**WHAT IS EXPECTED**
Whenever a line below includes the string "store", show it.

**MATERIAL PROVIDED**

= = =

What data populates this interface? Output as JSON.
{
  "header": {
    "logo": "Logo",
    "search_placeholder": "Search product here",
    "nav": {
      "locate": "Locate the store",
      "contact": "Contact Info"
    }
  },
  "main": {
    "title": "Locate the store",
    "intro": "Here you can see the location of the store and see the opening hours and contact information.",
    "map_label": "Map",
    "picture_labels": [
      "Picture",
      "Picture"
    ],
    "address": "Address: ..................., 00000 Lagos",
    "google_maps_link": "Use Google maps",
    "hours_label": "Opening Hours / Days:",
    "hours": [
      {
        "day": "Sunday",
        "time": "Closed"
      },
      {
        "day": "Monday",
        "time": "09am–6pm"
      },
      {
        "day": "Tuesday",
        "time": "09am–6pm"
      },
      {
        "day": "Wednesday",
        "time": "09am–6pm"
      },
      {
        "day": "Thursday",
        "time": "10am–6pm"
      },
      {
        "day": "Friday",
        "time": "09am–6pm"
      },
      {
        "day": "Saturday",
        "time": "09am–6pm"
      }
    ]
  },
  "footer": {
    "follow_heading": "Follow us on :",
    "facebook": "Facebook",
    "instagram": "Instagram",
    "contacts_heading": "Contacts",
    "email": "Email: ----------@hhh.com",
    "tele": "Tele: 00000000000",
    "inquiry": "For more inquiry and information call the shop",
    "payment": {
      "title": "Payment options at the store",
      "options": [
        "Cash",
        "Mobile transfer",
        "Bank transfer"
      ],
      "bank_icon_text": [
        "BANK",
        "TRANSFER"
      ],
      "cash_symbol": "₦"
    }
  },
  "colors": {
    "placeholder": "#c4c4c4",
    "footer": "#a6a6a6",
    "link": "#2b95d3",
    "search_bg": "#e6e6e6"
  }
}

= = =

**TASK ANSWER**
      "locate": "Locate the store",
    "title": "Locate the store",
    "intro": "Here you can see the location of the store and see the opening hours and contact information.",
      "title": "Payment options at the store",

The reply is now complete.